As noted above, the Complainant registered onu.it and incorporated its company well after the Respondent registered onu.com. The Complainant knew of the Respondent's interest. The Complainant contacted the Respondent, asked for the selling price. One can infer that the price was deemed to be too high, and the Complainant launched this action. These circumstances point to the conclusion that the Complainant, in launching the action, was trying to strip the Respondent of the domain name.
A mitigating factor in defence of the Complainant, however, is that, as argued above, there is a legitimate question of whether the Respondent's practice of mass registration of domain names for diversion, advertising, and sale confers legitimate rights and is not analogous to constructive bad faith in the face of a legitimate right-holder.

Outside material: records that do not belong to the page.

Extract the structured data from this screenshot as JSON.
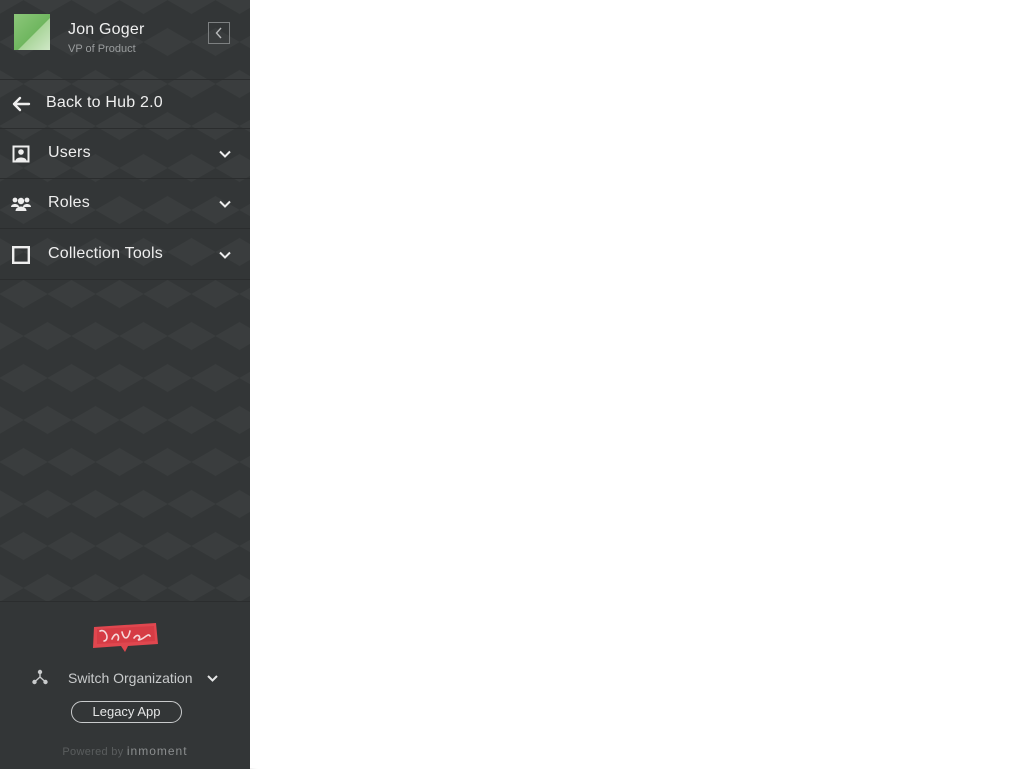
{
  "user": {
    "name": "Jon Goger",
    "title": "VP of Product"
  },
  "nav": {
    "back": {
      "label": "Back to Hub 2.0",
      "icon": "arrow-left-icon"
    },
    "items": [
      {
        "label": "Users",
        "icon": "user-card-icon"
      },
      {
        "label": "Roles",
        "icon": "people-group-icon"
      },
      {
        "label": "Collection Tools",
        "icon": "square-outline-icon"
      }
    ]
  },
  "footer": {
    "brand_logo": "Life Unboxed",
    "switch_org_label": "Switch Organization",
    "legacy_app_label": "Legacy App",
    "powered_by_prefix": "Powered by",
    "powered_by_brand": "inmoment"
  },
  "colors": {
    "sidebar_bg": "#333637",
    "brand_red": "#e0474f",
    "avatar_green": "#7dbf6a"
  }
}
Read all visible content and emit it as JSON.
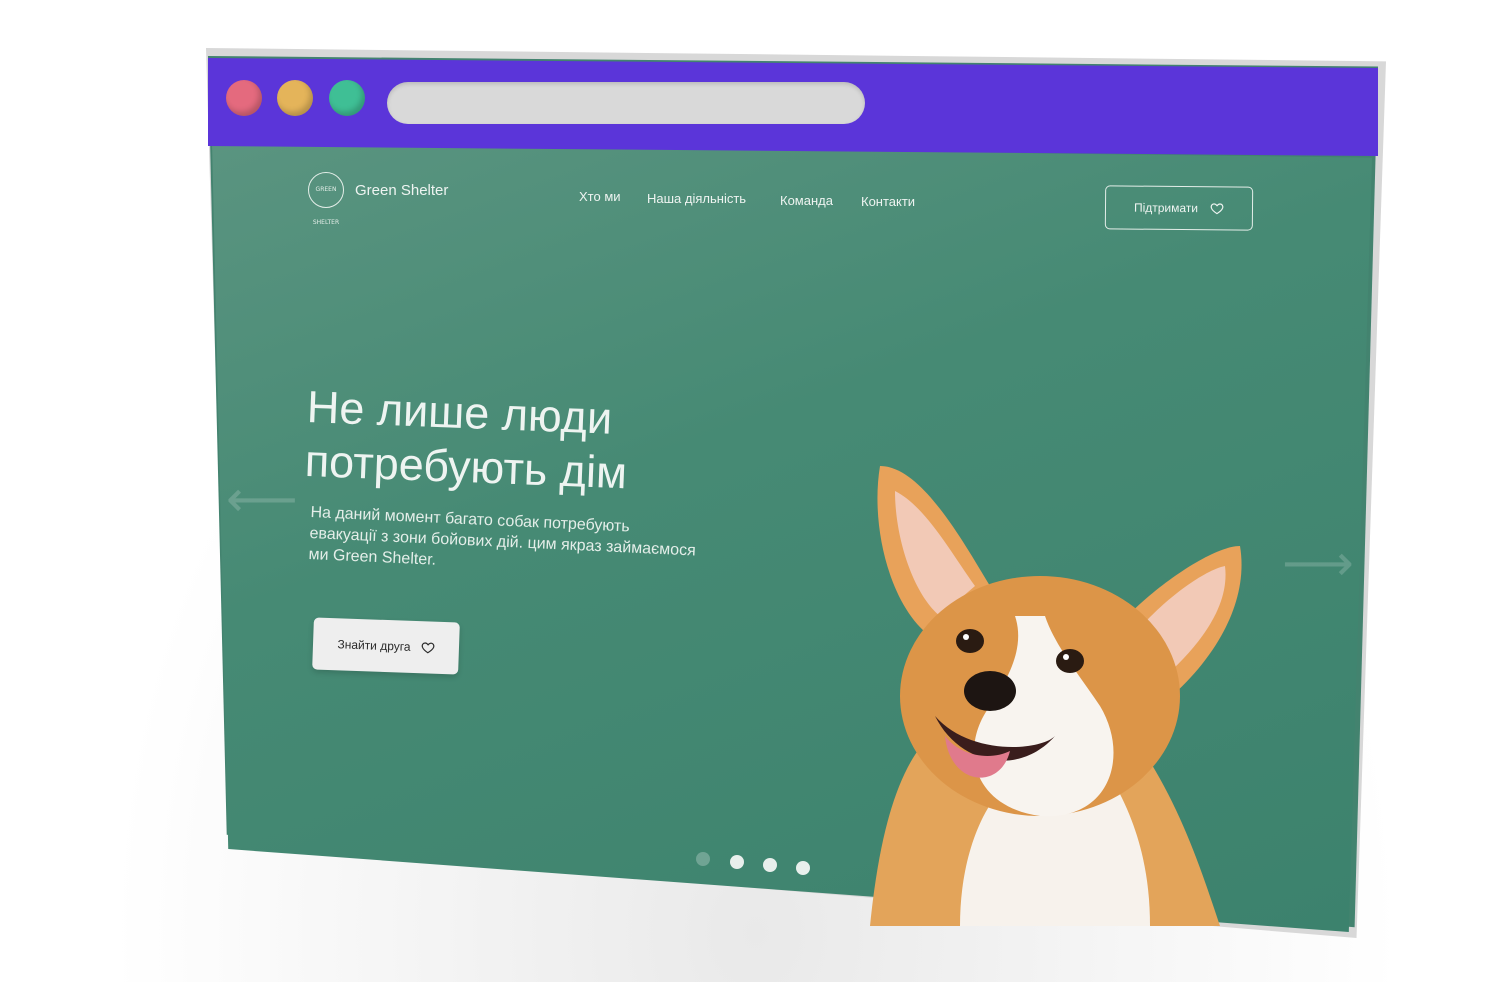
{
  "browser": {
    "window_buttons": [
      "close",
      "minimize",
      "maximize"
    ],
    "colors": {
      "titlebar": "#5b35d9",
      "page_bg": "#43836f",
      "close": "#e46a7e",
      "minimize": "#e4b45a",
      "maximize": "#3fbf95"
    }
  },
  "header": {
    "logo_text": "GREEN SHELTER",
    "brand": "Green Shelter",
    "nav": [
      "Хто ми",
      "Наша діяльність",
      "Команда",
      "Контакти"
    ],
    "support_button": "Підтримати"
  },
  "hero": {
    "title_line1": "Не лише люди",
    "title_line2": "потребують дім",
    "description": "На даний момент багато собак потребують евакуації з зони бойових дій. цим якраз займаємося ми Green Shelter.",
    "cta_button": "Знайти друга",
    "image": "corgi-dog",
    "slides_total": 4,
    "slide_active": 1
  }
}
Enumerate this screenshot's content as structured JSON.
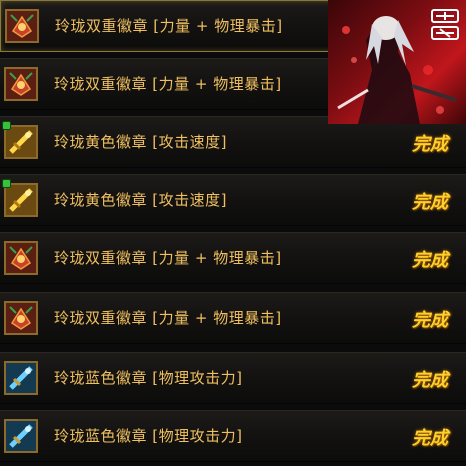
{
  "badges": [
    {
      "name": "玲珑双重徽章 [力量 + 物理暴击]",
      "status": "",
      "icon": "dual-badge-icon",
      "color": "#b23a22"
    },
    {
      "name": "玲珑双重徽章 [力量 + 物理暴击]",
      "status": "",
      "icon": "dual-badge-icon",
      "color": "#b23a22"
    },
    {
      "name": "玲珑黄色徽章 [攻击速度]",
      "status": "完成",
      "icon": "yellow-badge-icon",
      "color": "#d8a020"
    },
    {
      "name": "玲珑黄色徽章 [攻击速度]",
      "status": "完成",
      "icon": "yellow-badge-icon",
      "color": "#d8a020"
    },
    {
      "name": "玲珑双重徽章 [力量 + 物理暴击]",
      "status": "完成",
      "icon": "dual-badge-icon",
      "color": "#b23a22"
    },
    {
      "name": "玲珑双重徽章 [力量 + 物理暴击]",
      "status": "完成",
      "icon": "dual-badge-icon",
      "color": "#b23a22"
    },
    {
      "name": "玲珑蓝色徽章 [物理攻击力]",
      "status": "完成",
      "icon": "blue-badge-icon",
      "color": "#2f7fb8"
    },
    {
      "name": "玲珑蓝色徽章 [物理攻击力]",
      "status": "完成",
      "icon": "blue-badge-icon",
      "color": "#2f7fb8"
    }
  ],
  "promo": {
    "icon": "game-promo-art",
    "logo_icon": "game-logo-icon"
  }
}
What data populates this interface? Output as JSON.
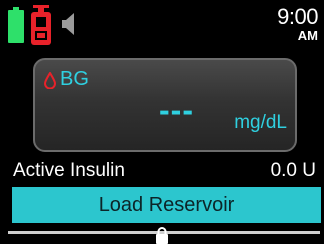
{
  "status_bar": {
    "battery_icon": "battery-full-icon",
    "reservoir_icon": "reservoir-empty-icon",
    "sound_icon": "speaker-icon",
    "time": "9:00",
    "ampm": "AM"
  },
  "bg_panel": {
    "icon": "blood-drop-icon",
    "label": "BG",
    "value": "---",
    "unit": "mg/dL"
  },
  "active_insulin": {
    "label": "Active Insulin",
    "value": "0.0 U"
  },
  "load_reservoir_button": {
    "label": "Load Reservoir"
  },
  "lock_icon": "lock-icon",
  "colors": {
    "accent_cyan": "#2fd0e0",
    "button_cyan": "#2cc6ce",
    "alert_red": "#e8222a",
    "battery_green": "#2ee06a"
  }
}
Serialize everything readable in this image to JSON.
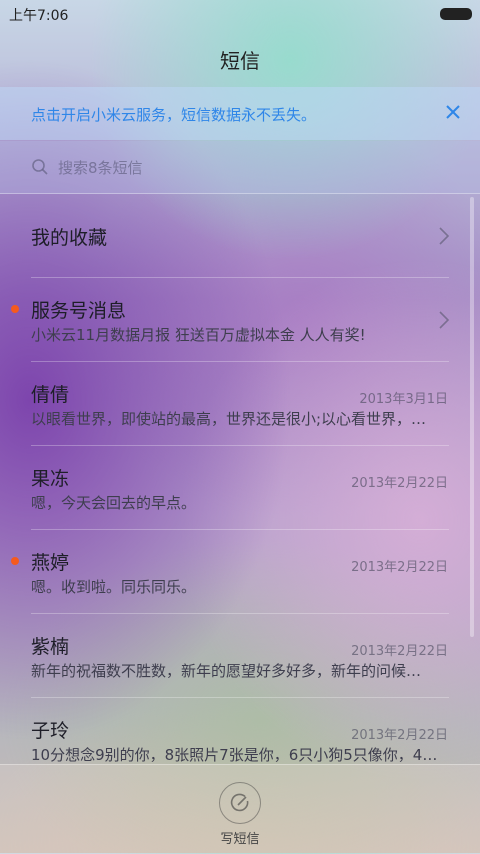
{
  "status_bar": {
    "time": "上午7:06"
  },
  "header": {
    "title": "短信"
  },
  "banner": {
    "text": "点击开启小米云服务，短信数据永不丢失。",
    "accent": "#2f86e8"
  },
  "search": {
    "placeholder": "搜索8条短信"
  },
  "conversations": [
    {
      "title": "我的收藏",
      "snippet": "",
      "date": "",
      "unread": false,
      "chevron": true
    },
    {
      "title": "服务号消息",
      "snippet": "小米云11月数据月报 狂送百万虚拟本金 人人有奖!",
      "date": "",
      "unread": true,
      "chevron": true
    },
    {
      "title": "倩倩",
      "snippet": "以眼看世界，即使站的最高，世界还是很小;以心看世界，…",
      "date": "2013年3月1日",
      "unread": false,
      "chevron": false
    },
    {
      "title": "果冻",
      "snippet": "嗯，今天会回去的早点。",
      "date": "2013年2月22日",
      "unread": false,
      "chevron": false
    },
    {
      "title": "燕婷",
      "snippet": "嗯。收到啦。同乐同乐。",
      "date": "2013年2月22日",
      "unread": true,
      "chevron": false
    },
    {
      "title": "紫楠",
      "snippet": "新年的祝福数不胜数，新年的愿望好多好多，新年的问候…",
      "date": "2013年2月22日",
      "unread": false,
      "chevron": false
    },
    {
      "title": "子玲",
      "snippet": "10分想念9别的你，8张照片7张是你，6只小狗5只像你，4…",
      "date": "2013年2月22日",
      "unread": false,
      "chevron": false
    }
  ],
  "bottom_bar": {
    "compose_label": "写短信"
  },
  "colors": {
    "unread_dot": "#f55a1e"
  }
}
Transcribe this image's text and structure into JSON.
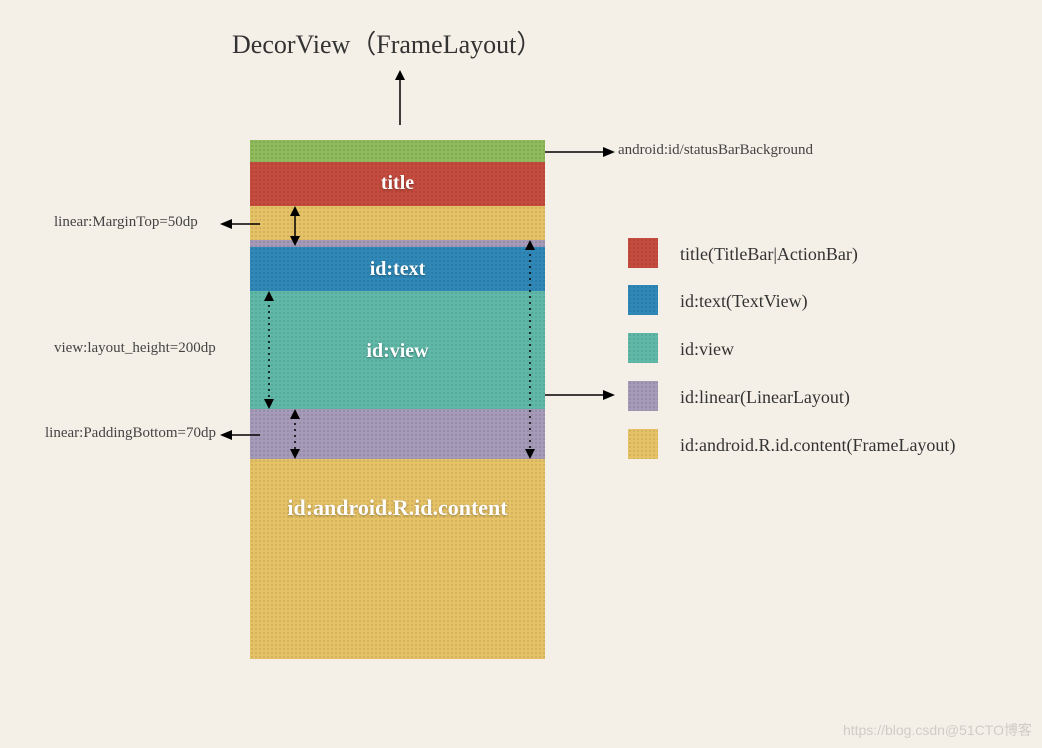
{
  "diagram": {
    "title": "DecorView（FrameLayout）",
    "layers": {
      "title_bar": "title",
      "id_text": "id:text",
      "id_view": "id:view",
      "id_content": "id:android.R.id.content"
    },
    "callouts": {
      "status_bar": "android:id/statusBarBackground",
      "margin_top": "linear:MarginTop=50dp",
      "layout_height": "view:layout_height=200dp",
      "padding_bottom": "linear:PaddingBottom=70dp"
    },
    "legend": [
      {
        "color": "#c44b3d",
        "label": "title(TitleBar|ActionBar)"
      },
      {
        "color": "#2f88b7",
        "label": "id:text(TextView)"
      },
      {
        "color": "#5fb8a8",
        "label": "id:view"
      },
      {
        "color": "#a59ab8",
        "label": "id:linear(LinearLayout)"
      },
      {
        "color": "#e6c267",
        "label": "id:android.R.id.content(FrameLayout)"
      }
    ],
    "watermark": "https://blog.csdn@51CTO博客"
  }
}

This uncertainty over the scope of legitimate action and bad faith in paragraphs 4(b) and (c) of the Policy with respect to the facts of the registration in this instance might be argued to justify the action taken by the Complainant.
Nevertheless, it is still the view of the Panel that the Complainant must have known that it had no prior rights in any trademark or service mark which would give it any possible claim in the domain name superior to those of the first-registrant Respondent. Given the knowledge of no possible right in a domain name already registered, any action against the registrant constitutes a form of harassment in the view of the Panel. Whether deliberate or not, the Panel finds that the conduct of the Complainant amounts to bad faith in and of itself, and is tantamount to Reverse Domain Name Hijacking.
As such, the Panel can only find that the grounds for Reverse Domain Name Hijacking under paragraph 15(e) of the Policy have been met.
The panelist concludes:
1. That the Complainant has no rights whatsoever in a trademark, service mark or any other right that is either identical or similar to the domain name onu.com;
2. That the Complainant has attempted to strip the domain name from the Respondent, a practice that is tantamount to Reverse Domain Name Hijacking.
Therefore, pursuant to paragraphs 4(i) of the Policy and the section 15(e) of the Rules , the Panel upholds the registration of the domain name onu.com, and finds in favour of the Respondent.
Date: 16 February 2001
(s) David Lametti